→ **PROBLEM**: All lines in the data below carrying the string "service" are to be located and copied.

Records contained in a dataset
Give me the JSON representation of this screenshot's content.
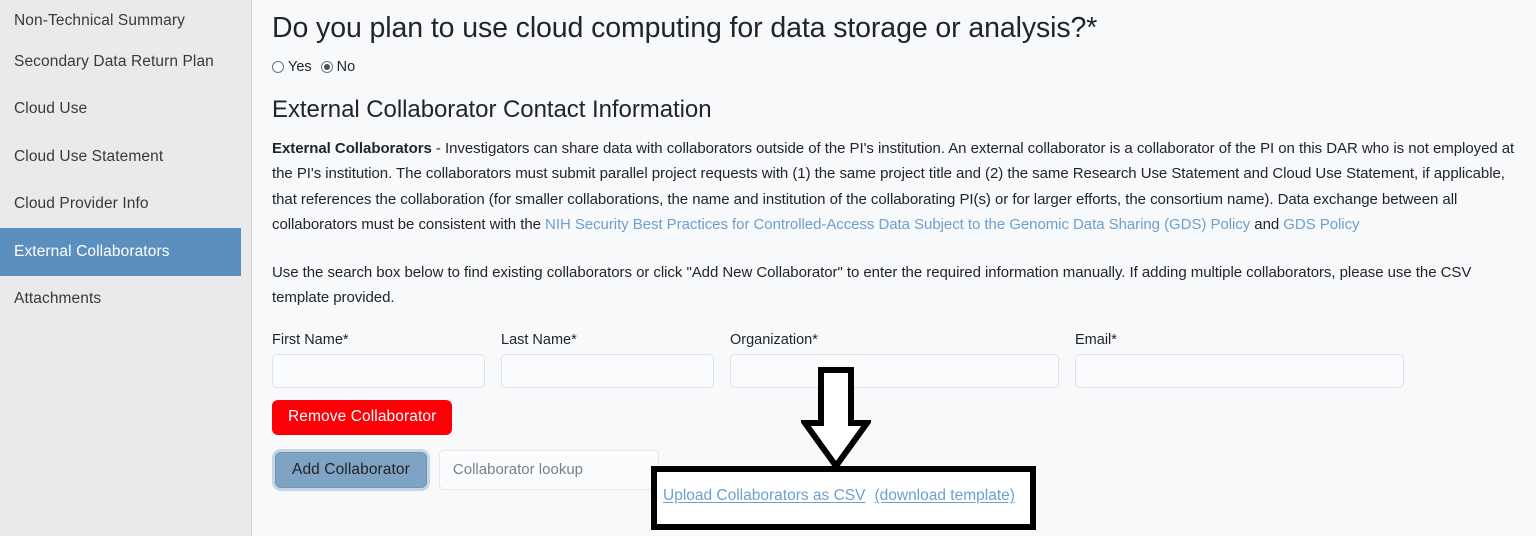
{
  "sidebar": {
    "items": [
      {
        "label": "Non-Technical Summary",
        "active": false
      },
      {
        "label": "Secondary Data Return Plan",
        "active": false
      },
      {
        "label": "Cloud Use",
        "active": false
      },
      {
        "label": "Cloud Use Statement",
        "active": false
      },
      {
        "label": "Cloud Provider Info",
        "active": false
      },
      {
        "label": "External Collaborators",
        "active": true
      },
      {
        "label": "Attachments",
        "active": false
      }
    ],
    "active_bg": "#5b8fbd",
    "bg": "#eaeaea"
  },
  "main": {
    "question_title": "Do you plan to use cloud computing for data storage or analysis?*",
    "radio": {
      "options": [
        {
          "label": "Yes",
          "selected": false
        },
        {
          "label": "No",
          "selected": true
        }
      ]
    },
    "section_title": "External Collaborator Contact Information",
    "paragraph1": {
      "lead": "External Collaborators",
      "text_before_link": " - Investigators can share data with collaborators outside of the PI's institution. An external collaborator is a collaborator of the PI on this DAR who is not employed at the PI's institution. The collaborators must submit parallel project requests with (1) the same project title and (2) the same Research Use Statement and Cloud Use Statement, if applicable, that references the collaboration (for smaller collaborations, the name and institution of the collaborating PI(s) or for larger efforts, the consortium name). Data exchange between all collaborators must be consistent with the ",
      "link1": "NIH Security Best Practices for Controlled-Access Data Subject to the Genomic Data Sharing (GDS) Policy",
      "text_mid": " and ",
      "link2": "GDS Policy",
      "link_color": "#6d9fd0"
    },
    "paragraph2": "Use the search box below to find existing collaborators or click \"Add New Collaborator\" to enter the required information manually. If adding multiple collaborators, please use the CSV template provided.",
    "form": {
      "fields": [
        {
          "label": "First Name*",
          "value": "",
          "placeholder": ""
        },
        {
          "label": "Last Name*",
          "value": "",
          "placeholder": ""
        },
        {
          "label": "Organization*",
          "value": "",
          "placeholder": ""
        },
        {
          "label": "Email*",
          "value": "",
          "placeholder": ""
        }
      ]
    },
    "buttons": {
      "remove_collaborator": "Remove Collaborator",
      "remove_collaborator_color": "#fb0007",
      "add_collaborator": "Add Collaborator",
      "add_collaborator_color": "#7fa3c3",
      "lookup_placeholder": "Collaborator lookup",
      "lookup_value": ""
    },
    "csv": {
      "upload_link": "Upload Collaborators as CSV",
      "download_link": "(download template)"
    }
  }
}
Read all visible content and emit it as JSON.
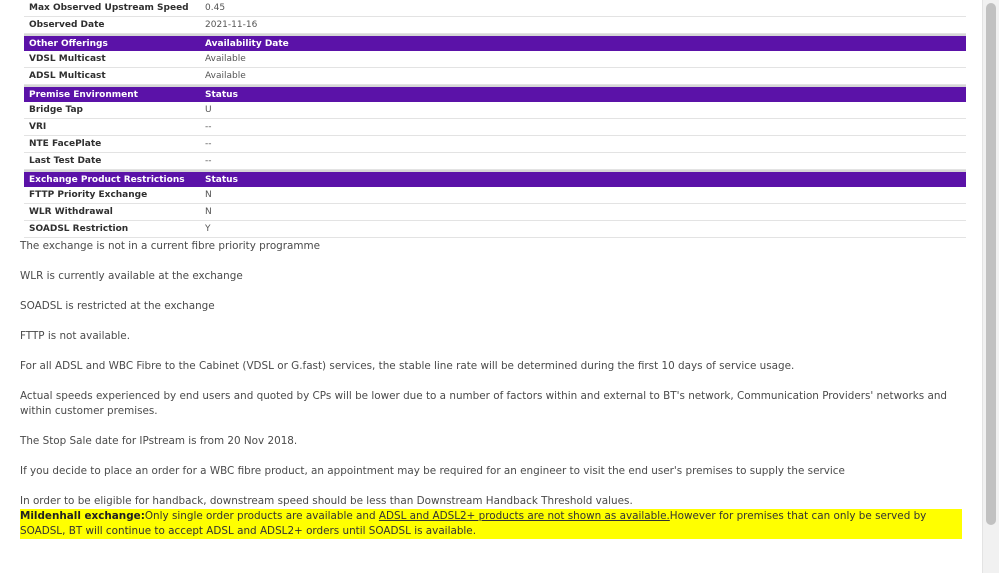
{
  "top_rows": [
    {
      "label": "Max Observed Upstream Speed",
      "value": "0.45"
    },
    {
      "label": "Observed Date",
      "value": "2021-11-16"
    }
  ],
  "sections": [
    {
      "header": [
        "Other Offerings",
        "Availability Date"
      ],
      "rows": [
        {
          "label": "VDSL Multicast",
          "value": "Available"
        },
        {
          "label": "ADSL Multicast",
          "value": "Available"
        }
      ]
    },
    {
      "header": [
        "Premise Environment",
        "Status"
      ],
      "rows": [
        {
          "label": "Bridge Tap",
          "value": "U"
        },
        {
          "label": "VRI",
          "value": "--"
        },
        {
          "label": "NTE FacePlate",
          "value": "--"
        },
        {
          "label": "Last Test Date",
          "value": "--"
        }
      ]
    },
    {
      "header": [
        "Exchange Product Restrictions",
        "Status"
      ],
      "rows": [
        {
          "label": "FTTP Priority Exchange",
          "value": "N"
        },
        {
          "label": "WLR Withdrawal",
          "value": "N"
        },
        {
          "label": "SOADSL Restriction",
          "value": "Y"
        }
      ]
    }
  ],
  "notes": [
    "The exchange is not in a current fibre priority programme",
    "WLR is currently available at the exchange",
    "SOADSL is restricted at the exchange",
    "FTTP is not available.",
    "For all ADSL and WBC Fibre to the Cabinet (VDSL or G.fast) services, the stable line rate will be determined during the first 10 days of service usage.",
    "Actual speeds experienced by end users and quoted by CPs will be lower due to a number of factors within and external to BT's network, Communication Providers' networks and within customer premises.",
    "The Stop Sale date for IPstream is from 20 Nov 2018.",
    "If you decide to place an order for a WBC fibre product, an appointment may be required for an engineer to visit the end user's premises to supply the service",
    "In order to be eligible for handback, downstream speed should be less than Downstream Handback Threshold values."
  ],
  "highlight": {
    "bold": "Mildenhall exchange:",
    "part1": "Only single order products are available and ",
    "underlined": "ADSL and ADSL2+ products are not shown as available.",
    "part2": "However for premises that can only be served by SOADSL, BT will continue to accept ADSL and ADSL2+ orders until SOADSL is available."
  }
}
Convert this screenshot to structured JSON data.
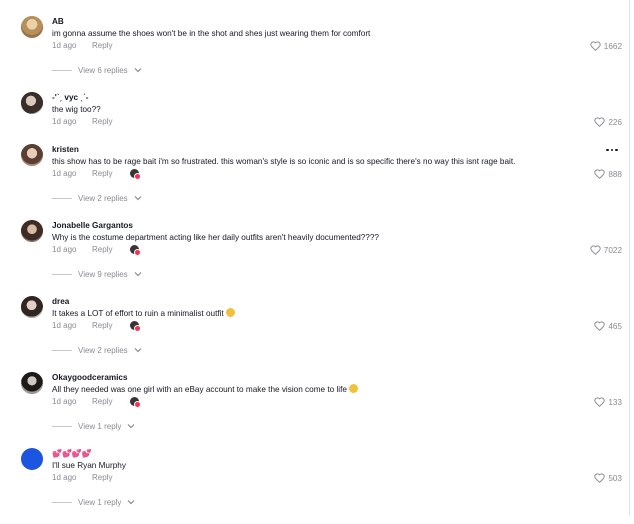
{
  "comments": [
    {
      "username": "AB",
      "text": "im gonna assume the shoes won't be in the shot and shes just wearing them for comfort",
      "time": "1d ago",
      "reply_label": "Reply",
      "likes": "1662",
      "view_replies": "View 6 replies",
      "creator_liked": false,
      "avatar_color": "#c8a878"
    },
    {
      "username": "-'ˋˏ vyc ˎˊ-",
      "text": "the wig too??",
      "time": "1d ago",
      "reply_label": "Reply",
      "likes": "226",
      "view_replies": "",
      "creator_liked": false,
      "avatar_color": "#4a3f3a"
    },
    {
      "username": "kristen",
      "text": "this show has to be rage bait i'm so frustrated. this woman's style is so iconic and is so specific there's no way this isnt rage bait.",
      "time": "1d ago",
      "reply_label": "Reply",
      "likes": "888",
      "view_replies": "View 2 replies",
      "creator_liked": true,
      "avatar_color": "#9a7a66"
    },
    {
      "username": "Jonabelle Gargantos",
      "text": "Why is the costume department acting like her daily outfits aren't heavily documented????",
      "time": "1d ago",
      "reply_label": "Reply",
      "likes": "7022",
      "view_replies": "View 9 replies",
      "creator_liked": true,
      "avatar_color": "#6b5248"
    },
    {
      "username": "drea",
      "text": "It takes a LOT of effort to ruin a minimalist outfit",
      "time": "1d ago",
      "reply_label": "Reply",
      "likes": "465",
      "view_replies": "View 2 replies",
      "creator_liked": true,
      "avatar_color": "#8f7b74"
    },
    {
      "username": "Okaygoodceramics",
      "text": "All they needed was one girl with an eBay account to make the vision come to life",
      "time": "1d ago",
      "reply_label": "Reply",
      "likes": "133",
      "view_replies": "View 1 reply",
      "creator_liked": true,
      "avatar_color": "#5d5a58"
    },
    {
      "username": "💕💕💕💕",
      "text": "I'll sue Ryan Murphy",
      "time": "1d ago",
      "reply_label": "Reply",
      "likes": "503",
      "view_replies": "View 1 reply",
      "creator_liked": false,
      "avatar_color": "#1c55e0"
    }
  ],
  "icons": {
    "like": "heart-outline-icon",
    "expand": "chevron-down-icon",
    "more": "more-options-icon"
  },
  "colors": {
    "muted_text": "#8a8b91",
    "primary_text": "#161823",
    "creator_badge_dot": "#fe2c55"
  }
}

→ **RESPONSE BELOW**:
    "For all ADSL and WBC Fibre to the Cabinet (VDSL or G.fast) services, the stable line rate will be determined during the first 10 days of service usage.",
    "If you decide to place an order for a WBC fibre product, an appointment may be required for an engineer to visit the end user's premises to supply the service",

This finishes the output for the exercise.